The trireme was a fast attack, light displacement vessel. In order to sustain the bending moments of her considerable length, a tightened rope (hypozomata) was mounted beneath the deck spanning from bow to stern.
This was an ingenious way to increase rigidity of the hull. Today in modern construction it is called pre-tensioning. After every trip the triremes were pulled ashore in special slides and the hypozomata was re-tightened.
The trireme hulls were constructed from planks with closely-spaced and pegged mortise and tenon joints. When these are fitted carefully the hull can carry shear stresses well and stay watertight.
It was estimated that her ramming speed should have been in excess of 16 knots (30 km/h), something the present reconstruction could not achieve, possibly because it was overweight.
A trireme of the classical period would have had a crew of 200, including five officers. This would be made up of:

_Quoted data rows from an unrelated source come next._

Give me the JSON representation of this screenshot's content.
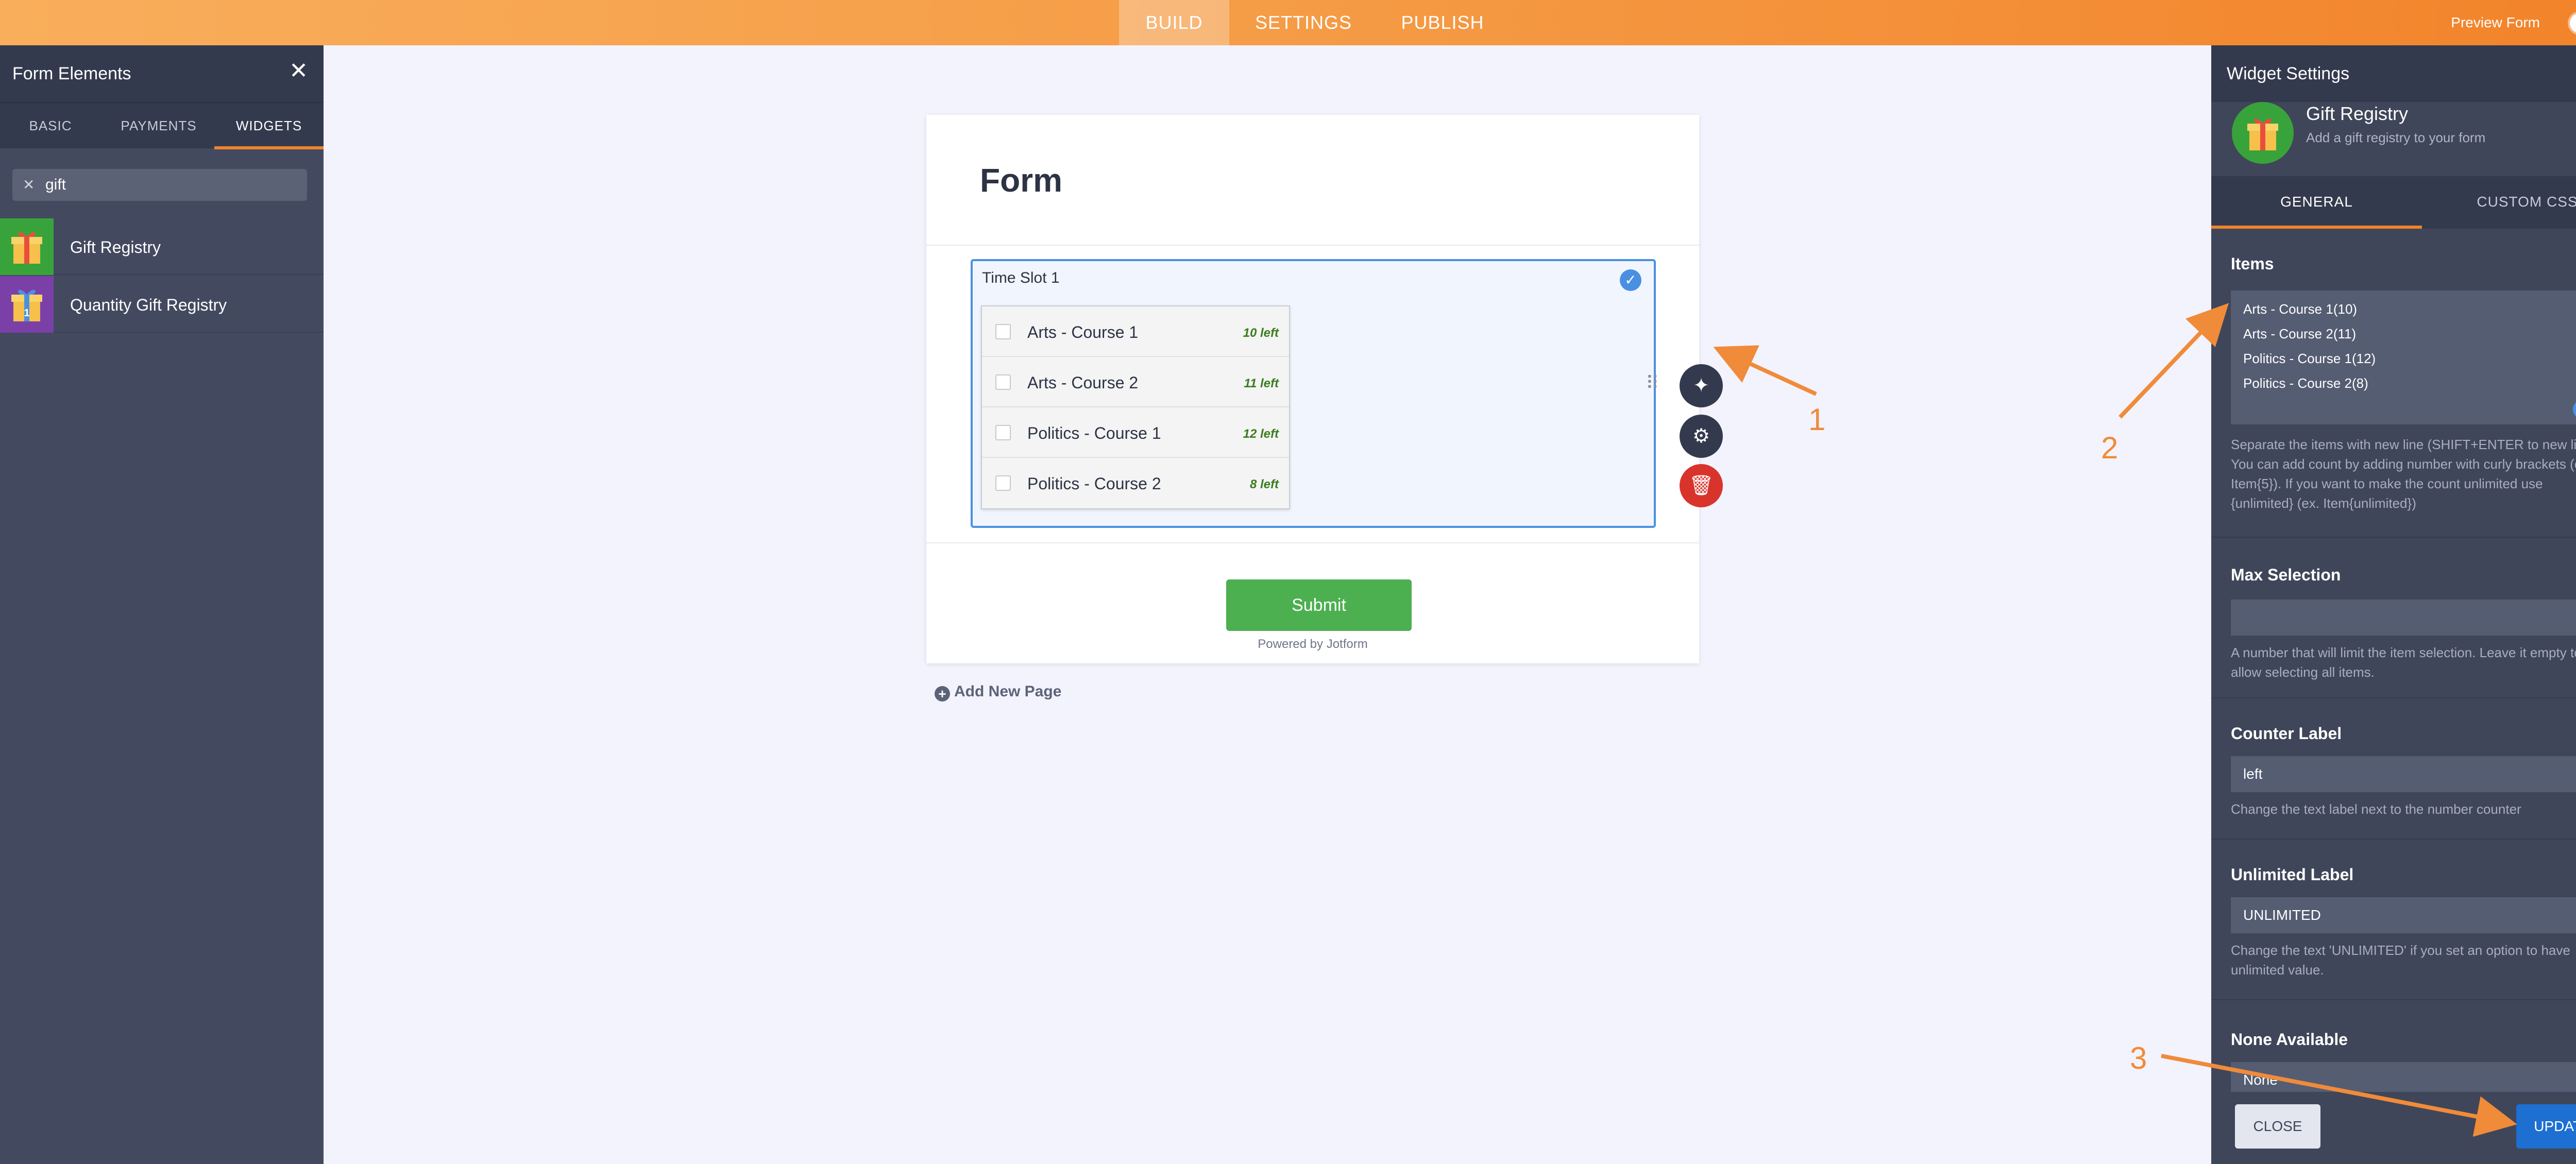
{
  "topbar": {
    "tabs": [
      {
        "label": "BUILD",
        "active": true
      },
      {
        "label": "SETTINGS",
        "active": false
      },
      {
        "label": "PUBLISH",
        "active": false
      }
    ],
    "preview_label": "Preview Form",
    "preview_enabled": false
  },
  "left_panel": {
    "title": "Form Elements",
    "tabs": [
      {
        "label": "BASIC",
        "active": false
      },
      {
        "label": "PAYMENTS",
        "active": false
      },
      {
        "label": "WIDGETS",
        "active": true
      }
    ],
    "search_value": "gift",
    "items": [
      {
        "label": "Gift Registry",
        "icon": "gift-icon",
        "color": "#39a33b"
      },
      {
        "label": "Quantity Gift Registry",
        "icon": "gift-icon",
        "color": "#7b3fa8"
      }
    ]
  },
  "form": {
    "title": "Form",
    "field_label": "Time Slot 1",
    "items": [
      {
        "name": "Arts - Course 1",
        "count": "10 left"
      },
      {
        "name": "Arts - Course 2",
        "count": "11 left"
      },
      {
        "name": "Politics - Course 1",
        "count": "12 left"
      },
      {
        "name": "Politics - Course 2",
        "count": "8 left"
      }
    ],
    "submit_label": "Submit",
    "powered_by": "Powered by Jotform",
    "add_page_label": "Add New Page"
  },
  "right_panel": {
    "title": "Widget Settings",
    "widget_name": "Gift Registry",
    "widget_desc": "Add a gift registry to your form",
    "tabs": [
      {
        "label": "GENERAL",
        "active": true
      },
      {
        "label": "CUSTOM CSS",
        "active": false
      }
    ],
    "items_label": "Items",
    "items_lines": [
      "Arts - Course 1(10)",
      "Arts - Course 2(11)",
      "Politics - Course 1(12)",
      "Politics - Course 2(8)"
    ],
    "items_help": "Separate the items with new line (SHIFT+ENTER to new line). You can add count by adding number with curly brackets (ex. Item{5}). If you want to make the count unlimited use {unlimited} (ex. Item{unlimited})",
    "max_label": "Max Selection",
    "max_value": "",
    "max_help": "A number that will limit the item selection. Leave it empty to allow selecting all items.",
    "counter_label": "Counter Label",
    "counter_value": "left",
    "counter_help": "Change the text label next to the number counter",
    "unlimited_label": "Unlimited Label",
    "unlimited_value": "UNLIMITED",
    "unlimited_help": "Change the text 'UNLIMITED' if you set an option to have unlimited value.",
    "none_label": "None Available",
    "none_value": "None",
    "close_label": "CLOSE",
    "update_label": "UPDATE"
  },
  "annotations": [
    "1",
    "2",
    "3"
  ],
  "colors": {
    "accent": "#f2832a",
    "field_border": "#4a90e2",
    "submit": "#4caf50",
    "update": "#1d6fd1",
    "delete": "#d9342b"
  }
}
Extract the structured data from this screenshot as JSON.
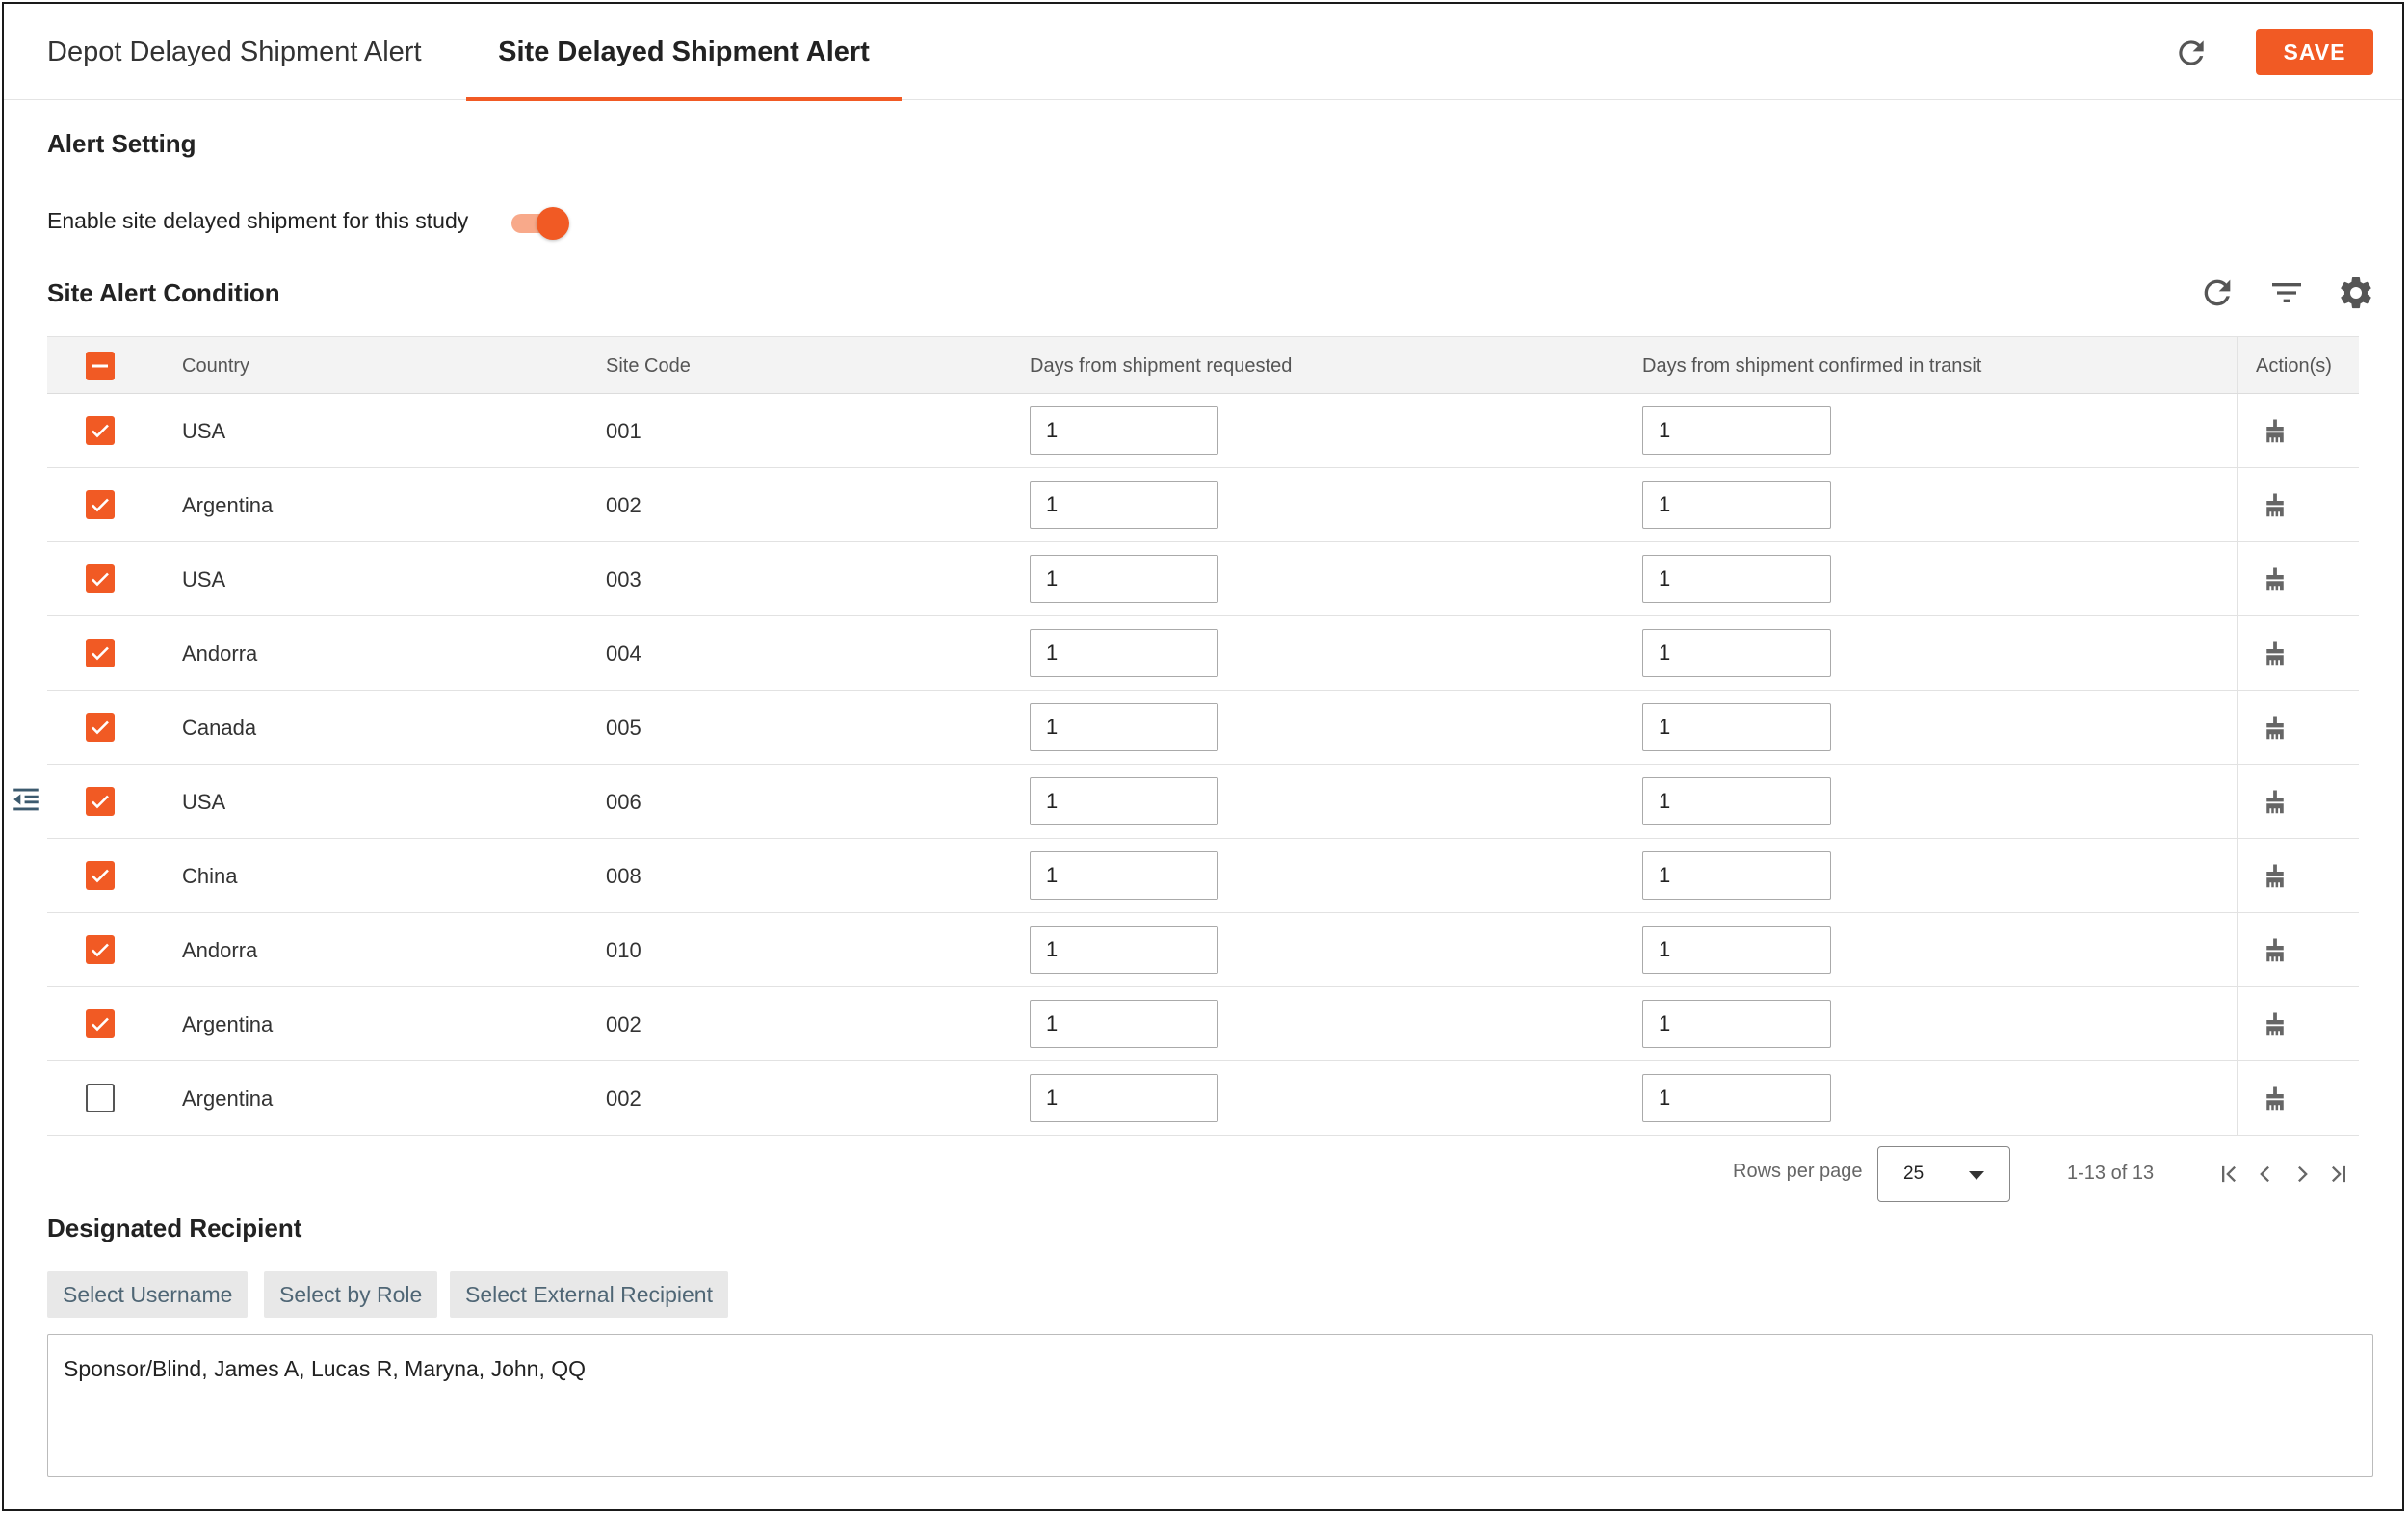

trierarchos (τριήραρχος “commander of trireme”) — the commanding officer, responsible for supporting the ship
kybernetes (κυβερνήτης: κυβερνάω “steer”) — executive officer, responsible for the cruising safety
keleustes (κελευστής: κελεύω “command”) — responsible for the training and morale of the crew
pentekontarchos (πεντηκόνταρχος “commander of fifty”) — administration officer
prorates (πρῳράτης: πρῷρα “prow”) — bow officer, responsible for keeping a sharp lookout
1 auletes (αὐλητής: αὐλός “flute”) — a musician supplying the oar timing with his flute
170 eretai (ἐρέται, oarsmen) in three banks
62 thranitai (θρανῖται, singular θρανίτης: θρᾶνος “bench”) — the upper bank
54 zygitai (ζυγῖται, singular ζυγίτης: ζυγός “yoke”, “rowing-bench”) — the middle bank
54 thalamitai (θαλαμῖται, singular θαλαμίτης: θάλαμος “inner chamber”) — lower bank
10 sailors for handling the sails
14 epibatai (ἐπιβάται, marines, literally “passengers”) – 10 spearmen and 4 archers